* [TASK ITEM]: Your copy should repeat the data that follows exactly and contain no image.
-- Opening Marker --
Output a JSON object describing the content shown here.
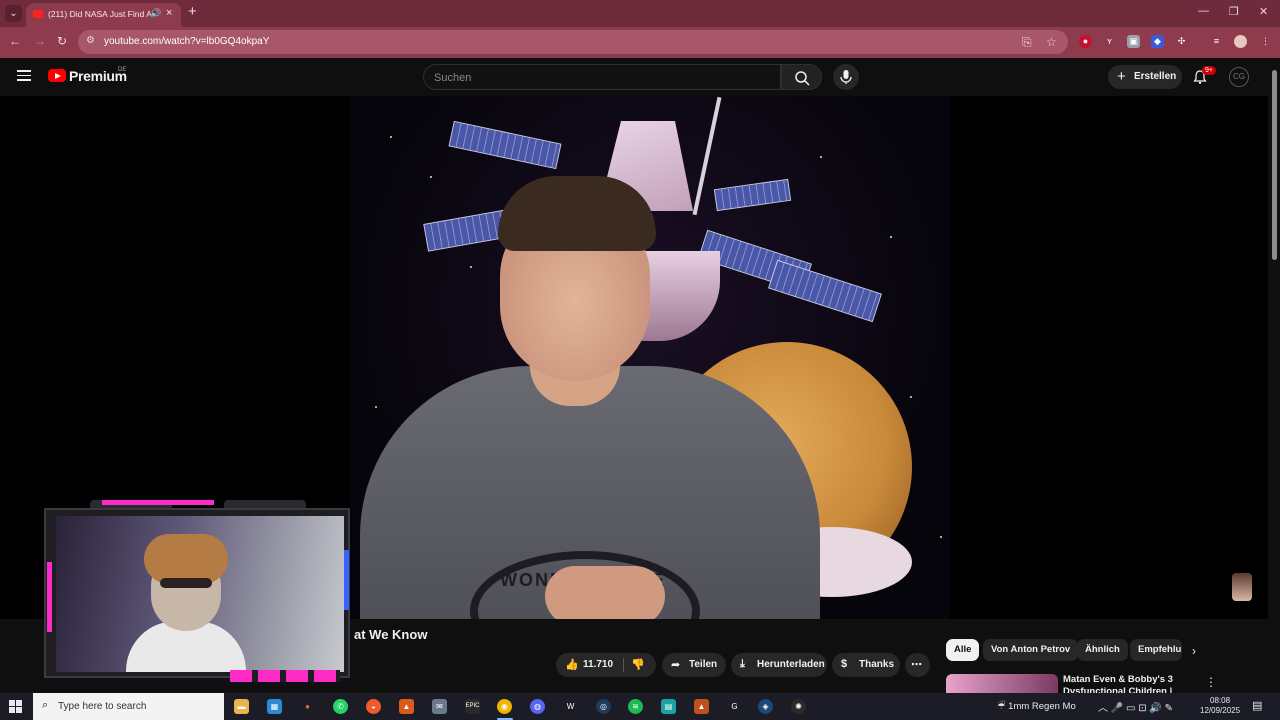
{
  "browser": {
    "tab_title": "(211) Did NASA Just Find A",
    "address": "youtube.com/watch?v=lb0GQ4okpaY",
    "colors": {
      "tabbar": "#6e2b3c",
      "toolbar": "#8e3b4e"
    }
  },
  "youtube": {
    "brand": "Premium",
    "country": "DE",
    "search_placeholder": "Suchen",
    "create_label": "Erstellen",
    "notifications_badge": "9+",
    "account_initials": "CG"
  },
  "video": {
    "title": "at We Know",
    "likes": "11.710",
    "share_label": "Teilen",
    "download_label": "Herunterladen",
    "thanks_label": "Thanks",
    "frame_text": "WONDERSCAPE"
  },
  "sidebar": {
    "chips": [
      "Alle",
      "Von Anton Petrov",
      "Ähnlich",
      "Empfehlu"
    ],
    "recommendation_title": "Matan Even & Bobby's 3 Dysfunctional Children |"
  },
  "taskbar": {
    "search_placeholder": "Type here to search",
    "weather": "1mm Regen Mo",
    "time": "08:08",
    "date": "12/09/2025",
    "icons": [
      "file-explorer-icon",
      "store-icon",
      "firefox-icon",
      "whatsapp-icon",
      "brave-icon",
      "brave-beta-icon",
      "mail-icon",
      "epic-games-icon",
      "chrome-icon",
      "discord-icon",
      "wacom-icon",
      "vpn-icon",
      "spotify-icon",
      "obs-icon",
      "brave-nightly-icon",
      "ghub-icon",
      "steam-icon",
      "chatgpt-icon"
    ]
  }
}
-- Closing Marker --
* [OUTPUT FOR THIS EXERCISE]:
Output a JSON object describing the content shown here.
{
  "browser": {
    "tab_title": "(211) Did NASA Just Find A",
    "address": "youtube.com/watch?v=lb0GQ4okpaY",
    "colors": {
      "tabbar": "#6e2b3c",
      "toolbar": "#8e3b4e"
    }
  },
  "youtube": {
    "brand": "Premium",
    "country": "DE",
    "search_placeholder": "Suchen",
    "create_label": "Erstellen",
    "notifications_badge": "9+",
    "account_initials": "CG"
  },
  "video": {
    "title": "at We Know",
    "likes": "11.710",
    "share_label": "Teilen",
    "download_label": "Herunterladen",
    "thanks_label": "Thanks",
    "frame_text": "WONDERSCAPE"
  },
  "sidebar": {
    "chips": [
      "Alle",
      "Von Anton Petrov",
      "Ähnlich",
      "Empfehlu"
    ],
    "recommendation_title": "Matan Even & Bobby's 3 Dysfunctional Children |"
  },
  "taskbar": {
    "search_placeholder": "Type here to search",
    "weather": "1mm Regen Mo",
    "time": "08:08",
    "date": "12/09/2025",
    "icons": [
      "file-explorer-icon",
      "store-icon",
      "firefox-icon",
      "whatsapp-icon",
      "brave-icon",
      "brave-beta-icon",
      "mail-icon",
      "epic-games-icon",
      "chrome-icon",
      "discord-icon",
      "wacom-icon",
      "vpn-icon",
      "spotify-icon",
      "obs-icon",
      "brave-nightly-icon",
      "ghub-icon",
      "steam-icon",
      "chatgpt-icon"
    ]
  }
}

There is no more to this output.